DUP leader Arlene Foster has said her party would "look at" a time-limited backstop - as she insisted there remained a chance of finding a Brexit deal before October 31.
However, the Irish Government has previously rejected a deadline on the backstop to avoid a hard Border.
Ms Foster told a fringe event at the Conservative Party conference in Manchester: "In terms of the time-limited backstop, can I remind you what Leo Varadkar thinks of the time-limited backstop - he says it is not a backstop at all.
"And so in terms of the time-limited backstop we have said in the past it is something we would look at.
"I don't think it is something that Leo Varadkar would look at, but certainly if a time-limited backstop was on offer it is something that we would look at, but I don't believe it is at this present moment in time."
She described the backstop proposal as "anti-democratic", but said she believed a "way forward" existed - claiming it was possible to find a deal "even at this late stage".
"I firmly believe that there is a way forward, that if the European Union and the Republic of Ireland Government in particular care about protecting the Belfast Agreement as they say they are, then they need to acknowledge that the backstop will not do it for Northern Ireland or indeed the rest of the United Kingdom and therefore we need to find a new way forward," she said.
Ms Foster, whose party props-up Prime Minister Boris Johnson's minority government, later added: "I think even at this late stage we can find a deal that is acceptable to the House of Commons and is acceptable to Europe."
Meanwhile, the UK government has repeated its intent to compete with Ireland for overseas investment by cutting company taxes once Brexit goes through.
UK Trade Minister Liz Truss has said Britain will be "more competitive" and "more confident" after it leaves the EU.
She told the Conservative Party conference in Manchester that Britain would be "a low-tax, flexible, entrepreneurial leader in the world".

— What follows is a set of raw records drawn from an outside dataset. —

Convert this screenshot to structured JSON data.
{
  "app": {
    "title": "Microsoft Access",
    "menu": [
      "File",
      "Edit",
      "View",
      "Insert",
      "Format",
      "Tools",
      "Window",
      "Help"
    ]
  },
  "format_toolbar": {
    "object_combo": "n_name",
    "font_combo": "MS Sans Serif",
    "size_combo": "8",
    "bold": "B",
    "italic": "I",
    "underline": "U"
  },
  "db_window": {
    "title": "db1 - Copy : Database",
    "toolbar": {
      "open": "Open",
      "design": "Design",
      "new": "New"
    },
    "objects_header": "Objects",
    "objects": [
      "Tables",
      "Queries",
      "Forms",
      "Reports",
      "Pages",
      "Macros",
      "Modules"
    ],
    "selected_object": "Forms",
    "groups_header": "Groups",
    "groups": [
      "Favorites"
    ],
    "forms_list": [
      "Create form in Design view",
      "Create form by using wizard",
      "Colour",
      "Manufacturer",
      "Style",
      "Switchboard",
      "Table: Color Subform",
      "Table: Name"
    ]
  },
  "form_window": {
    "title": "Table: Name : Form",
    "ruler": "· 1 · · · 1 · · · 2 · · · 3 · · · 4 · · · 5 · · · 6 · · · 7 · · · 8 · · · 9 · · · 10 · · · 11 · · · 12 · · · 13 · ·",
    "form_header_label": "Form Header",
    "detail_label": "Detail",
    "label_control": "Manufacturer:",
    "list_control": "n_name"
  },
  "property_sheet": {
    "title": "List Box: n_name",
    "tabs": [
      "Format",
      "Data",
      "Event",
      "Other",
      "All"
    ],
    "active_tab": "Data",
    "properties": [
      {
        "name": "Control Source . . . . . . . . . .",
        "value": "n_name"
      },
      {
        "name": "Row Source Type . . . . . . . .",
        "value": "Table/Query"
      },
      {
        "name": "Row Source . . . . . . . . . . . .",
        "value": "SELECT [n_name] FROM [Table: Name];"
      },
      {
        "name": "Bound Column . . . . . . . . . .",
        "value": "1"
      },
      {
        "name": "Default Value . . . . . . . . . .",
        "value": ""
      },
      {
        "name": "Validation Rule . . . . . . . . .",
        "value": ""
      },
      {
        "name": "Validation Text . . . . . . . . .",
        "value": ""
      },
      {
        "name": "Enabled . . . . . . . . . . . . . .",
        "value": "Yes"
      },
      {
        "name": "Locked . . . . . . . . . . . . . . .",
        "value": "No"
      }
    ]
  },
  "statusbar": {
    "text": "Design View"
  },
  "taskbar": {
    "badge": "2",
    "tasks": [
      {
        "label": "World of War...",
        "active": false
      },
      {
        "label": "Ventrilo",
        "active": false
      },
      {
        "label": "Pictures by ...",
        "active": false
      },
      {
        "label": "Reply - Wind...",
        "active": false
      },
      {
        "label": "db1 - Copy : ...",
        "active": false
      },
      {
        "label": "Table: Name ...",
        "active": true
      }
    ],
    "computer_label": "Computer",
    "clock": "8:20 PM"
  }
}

Inside an austere and gloomy meeting room on the fourth floor of Ireland's EU embassy in Brussels Simon Coveney, the Tanaiste and Minister for Foreign Affairs, sat down last Friday afternoon after one of his most gruelling weeks in some time.
British prime minister Boris Johnson has been roundly criticised for his contributions to what was a pretty heated and toxic debate in the House of Commons on Wednesday. The inflammatory nature of the debate and the language used by Johnson could have significant consequences. It may not be just another day of drama and vitriol in the British parliament.
A hard Brexit could push the economy here into recession and the government may need to step in to boost the economy with extra spending, the Economic and Social Research Institute warned today.